**TASK PROMPT**
From the line that contains "Enumerate this screenshot's" to the final line of the entries below, write out every line exactly as it appears, and nothing else.

**EXCERPTED RECORDS**
- - - - -

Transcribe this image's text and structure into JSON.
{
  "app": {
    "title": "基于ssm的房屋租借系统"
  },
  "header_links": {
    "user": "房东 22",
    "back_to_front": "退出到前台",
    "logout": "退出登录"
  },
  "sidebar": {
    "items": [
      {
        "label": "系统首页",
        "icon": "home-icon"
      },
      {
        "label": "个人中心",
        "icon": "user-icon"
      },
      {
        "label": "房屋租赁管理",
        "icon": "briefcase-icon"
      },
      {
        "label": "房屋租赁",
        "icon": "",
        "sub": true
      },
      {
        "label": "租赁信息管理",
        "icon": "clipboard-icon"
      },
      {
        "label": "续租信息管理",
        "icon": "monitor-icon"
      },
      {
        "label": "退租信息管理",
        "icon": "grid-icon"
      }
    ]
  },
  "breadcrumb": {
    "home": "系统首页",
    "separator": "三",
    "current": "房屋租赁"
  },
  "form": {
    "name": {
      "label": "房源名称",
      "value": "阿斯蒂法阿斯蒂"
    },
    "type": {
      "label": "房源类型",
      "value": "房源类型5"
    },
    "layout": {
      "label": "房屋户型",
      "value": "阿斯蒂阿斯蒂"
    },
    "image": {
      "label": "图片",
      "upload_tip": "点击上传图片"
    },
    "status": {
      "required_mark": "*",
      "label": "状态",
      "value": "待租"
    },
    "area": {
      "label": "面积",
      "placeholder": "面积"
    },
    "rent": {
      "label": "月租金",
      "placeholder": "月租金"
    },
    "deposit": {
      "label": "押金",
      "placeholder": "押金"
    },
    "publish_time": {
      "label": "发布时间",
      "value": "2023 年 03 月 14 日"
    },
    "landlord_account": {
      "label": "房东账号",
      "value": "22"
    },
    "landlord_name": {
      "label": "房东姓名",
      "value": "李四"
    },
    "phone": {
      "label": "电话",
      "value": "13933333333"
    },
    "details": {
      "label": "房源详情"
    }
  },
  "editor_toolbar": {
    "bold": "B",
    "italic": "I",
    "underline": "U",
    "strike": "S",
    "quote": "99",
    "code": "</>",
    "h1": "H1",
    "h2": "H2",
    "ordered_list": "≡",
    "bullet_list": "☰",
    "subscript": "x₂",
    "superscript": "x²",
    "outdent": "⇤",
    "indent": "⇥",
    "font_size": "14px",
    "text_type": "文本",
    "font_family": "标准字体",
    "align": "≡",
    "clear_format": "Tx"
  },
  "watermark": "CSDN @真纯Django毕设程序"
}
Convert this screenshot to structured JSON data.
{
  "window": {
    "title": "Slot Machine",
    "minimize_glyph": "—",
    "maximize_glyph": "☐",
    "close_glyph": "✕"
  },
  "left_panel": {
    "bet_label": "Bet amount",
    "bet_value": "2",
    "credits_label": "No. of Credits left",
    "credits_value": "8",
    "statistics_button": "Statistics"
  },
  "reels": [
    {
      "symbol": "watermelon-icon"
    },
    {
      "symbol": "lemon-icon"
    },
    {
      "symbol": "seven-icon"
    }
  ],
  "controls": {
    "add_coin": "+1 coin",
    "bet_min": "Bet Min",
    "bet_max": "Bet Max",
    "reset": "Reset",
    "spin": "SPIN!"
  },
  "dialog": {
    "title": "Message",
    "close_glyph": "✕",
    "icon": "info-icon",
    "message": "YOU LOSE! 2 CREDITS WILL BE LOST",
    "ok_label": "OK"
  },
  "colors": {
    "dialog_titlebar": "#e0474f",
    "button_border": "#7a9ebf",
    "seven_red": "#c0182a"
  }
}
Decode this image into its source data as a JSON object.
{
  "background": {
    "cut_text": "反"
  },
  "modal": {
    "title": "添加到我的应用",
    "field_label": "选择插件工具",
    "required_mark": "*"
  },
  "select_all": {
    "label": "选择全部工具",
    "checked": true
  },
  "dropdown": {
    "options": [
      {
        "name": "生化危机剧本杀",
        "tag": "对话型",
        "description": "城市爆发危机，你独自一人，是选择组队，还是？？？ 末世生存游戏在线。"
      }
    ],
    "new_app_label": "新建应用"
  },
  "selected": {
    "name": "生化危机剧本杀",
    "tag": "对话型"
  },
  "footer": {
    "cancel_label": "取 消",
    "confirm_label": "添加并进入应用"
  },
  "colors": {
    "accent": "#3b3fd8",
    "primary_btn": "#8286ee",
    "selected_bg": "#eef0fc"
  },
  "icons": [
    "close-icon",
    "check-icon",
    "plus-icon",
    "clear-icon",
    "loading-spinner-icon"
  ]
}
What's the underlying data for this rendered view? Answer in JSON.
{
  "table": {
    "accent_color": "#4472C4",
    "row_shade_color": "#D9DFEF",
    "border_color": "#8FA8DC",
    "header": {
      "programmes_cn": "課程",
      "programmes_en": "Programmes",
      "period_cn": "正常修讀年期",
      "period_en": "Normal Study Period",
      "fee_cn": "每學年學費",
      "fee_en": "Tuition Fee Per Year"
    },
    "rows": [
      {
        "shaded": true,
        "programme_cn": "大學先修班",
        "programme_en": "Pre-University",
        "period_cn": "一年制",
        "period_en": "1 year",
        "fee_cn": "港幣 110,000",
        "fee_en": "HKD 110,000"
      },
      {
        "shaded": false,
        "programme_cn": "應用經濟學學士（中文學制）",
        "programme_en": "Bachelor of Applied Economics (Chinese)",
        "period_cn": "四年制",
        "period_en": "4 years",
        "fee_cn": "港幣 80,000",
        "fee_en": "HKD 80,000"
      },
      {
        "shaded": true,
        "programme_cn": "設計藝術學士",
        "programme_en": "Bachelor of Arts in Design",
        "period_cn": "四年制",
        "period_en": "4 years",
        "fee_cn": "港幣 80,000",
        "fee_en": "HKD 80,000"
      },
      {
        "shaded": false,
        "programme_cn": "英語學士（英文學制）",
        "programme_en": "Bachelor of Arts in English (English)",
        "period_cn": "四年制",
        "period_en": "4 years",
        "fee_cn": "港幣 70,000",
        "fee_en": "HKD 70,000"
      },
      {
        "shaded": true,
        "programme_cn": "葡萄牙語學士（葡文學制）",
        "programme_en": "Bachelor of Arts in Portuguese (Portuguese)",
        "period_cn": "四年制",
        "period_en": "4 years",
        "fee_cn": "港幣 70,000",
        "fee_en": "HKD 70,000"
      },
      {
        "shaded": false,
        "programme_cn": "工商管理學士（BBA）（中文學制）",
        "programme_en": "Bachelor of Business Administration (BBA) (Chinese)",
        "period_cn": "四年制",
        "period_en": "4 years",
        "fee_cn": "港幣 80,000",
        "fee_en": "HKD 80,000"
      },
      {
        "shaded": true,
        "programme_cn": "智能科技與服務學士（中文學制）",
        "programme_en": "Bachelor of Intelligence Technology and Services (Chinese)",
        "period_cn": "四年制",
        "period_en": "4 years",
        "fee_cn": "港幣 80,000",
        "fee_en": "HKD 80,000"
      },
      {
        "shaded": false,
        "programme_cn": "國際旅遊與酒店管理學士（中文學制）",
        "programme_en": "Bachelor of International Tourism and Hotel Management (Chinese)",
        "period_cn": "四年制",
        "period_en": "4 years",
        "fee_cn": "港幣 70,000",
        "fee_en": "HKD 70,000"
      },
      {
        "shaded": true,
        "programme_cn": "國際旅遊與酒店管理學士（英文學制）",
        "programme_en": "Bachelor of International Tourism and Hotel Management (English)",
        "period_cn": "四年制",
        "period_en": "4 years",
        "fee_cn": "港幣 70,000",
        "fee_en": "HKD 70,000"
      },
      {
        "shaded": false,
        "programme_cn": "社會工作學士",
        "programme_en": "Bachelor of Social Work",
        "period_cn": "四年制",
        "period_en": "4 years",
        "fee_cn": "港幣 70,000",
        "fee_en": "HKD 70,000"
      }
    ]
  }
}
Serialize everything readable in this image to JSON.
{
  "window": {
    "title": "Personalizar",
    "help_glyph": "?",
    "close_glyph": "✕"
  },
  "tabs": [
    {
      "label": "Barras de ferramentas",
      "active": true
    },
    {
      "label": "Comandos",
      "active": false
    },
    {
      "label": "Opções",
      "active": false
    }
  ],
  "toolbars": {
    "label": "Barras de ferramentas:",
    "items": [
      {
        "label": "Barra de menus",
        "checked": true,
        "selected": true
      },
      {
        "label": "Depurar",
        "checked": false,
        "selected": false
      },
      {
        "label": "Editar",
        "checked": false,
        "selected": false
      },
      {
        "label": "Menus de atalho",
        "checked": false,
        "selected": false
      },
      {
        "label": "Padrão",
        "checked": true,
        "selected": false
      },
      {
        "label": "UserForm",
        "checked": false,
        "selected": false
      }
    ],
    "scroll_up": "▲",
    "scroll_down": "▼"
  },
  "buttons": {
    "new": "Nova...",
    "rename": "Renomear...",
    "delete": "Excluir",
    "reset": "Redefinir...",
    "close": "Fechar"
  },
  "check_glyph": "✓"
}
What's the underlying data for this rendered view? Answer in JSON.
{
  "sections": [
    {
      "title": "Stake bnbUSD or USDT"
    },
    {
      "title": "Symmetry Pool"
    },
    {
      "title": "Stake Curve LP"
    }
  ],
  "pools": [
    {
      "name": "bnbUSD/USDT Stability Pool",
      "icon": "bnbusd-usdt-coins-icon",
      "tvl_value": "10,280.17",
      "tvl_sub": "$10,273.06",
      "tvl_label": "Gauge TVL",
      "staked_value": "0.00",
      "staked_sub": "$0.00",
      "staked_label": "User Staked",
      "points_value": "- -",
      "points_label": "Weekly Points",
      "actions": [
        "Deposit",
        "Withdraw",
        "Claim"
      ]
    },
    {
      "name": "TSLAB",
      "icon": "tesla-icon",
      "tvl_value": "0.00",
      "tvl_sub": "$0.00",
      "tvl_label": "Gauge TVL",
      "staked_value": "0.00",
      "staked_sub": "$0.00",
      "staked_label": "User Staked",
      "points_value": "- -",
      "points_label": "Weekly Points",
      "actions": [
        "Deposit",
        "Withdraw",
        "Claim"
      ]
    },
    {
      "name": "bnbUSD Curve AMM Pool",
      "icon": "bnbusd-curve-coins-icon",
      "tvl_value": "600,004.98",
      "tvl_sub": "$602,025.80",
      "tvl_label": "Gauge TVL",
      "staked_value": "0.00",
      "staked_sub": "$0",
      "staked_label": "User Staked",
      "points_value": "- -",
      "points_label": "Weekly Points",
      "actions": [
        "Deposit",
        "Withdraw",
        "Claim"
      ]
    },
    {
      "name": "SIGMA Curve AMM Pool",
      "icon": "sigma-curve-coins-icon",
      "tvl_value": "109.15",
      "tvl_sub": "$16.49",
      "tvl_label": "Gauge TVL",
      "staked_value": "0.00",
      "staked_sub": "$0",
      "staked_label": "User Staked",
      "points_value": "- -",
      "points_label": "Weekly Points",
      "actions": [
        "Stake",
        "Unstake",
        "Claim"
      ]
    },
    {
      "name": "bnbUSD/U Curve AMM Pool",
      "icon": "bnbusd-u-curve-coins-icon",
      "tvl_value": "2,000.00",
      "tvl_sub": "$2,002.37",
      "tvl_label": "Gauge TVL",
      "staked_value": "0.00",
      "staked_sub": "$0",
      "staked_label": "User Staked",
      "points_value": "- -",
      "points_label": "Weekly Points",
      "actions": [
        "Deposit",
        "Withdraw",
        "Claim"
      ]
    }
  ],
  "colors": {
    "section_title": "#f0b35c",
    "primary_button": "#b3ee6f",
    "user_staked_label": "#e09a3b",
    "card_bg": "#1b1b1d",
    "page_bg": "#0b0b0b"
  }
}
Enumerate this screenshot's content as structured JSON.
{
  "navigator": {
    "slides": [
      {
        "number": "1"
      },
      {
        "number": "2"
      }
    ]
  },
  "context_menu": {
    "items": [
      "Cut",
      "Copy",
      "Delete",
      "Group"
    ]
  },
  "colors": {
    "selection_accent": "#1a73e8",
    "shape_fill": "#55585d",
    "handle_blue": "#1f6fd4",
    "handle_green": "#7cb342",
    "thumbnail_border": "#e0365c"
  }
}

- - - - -

**EXERCISE RESULT**
Enumerate this screenshot's content as structured JSON.
{
  "navigator": {
    "slides": [
      {
        "number": "1"
      },
      {
        "number": "2"
      }
    ]
  },
  "context_menu": {
    "items": [
      "Cut",
      "Copy",
      "Delete",
      "Group"
    ]
  },
  "colors": {
    "selection_accent": "#1a73e8",
    "shape_fill": "#55585d",
    "handle_blue": "#1f6fd4",
    "handle_green": "#7cb342",
    "thumbnail_border": "#e0365c"
  }
}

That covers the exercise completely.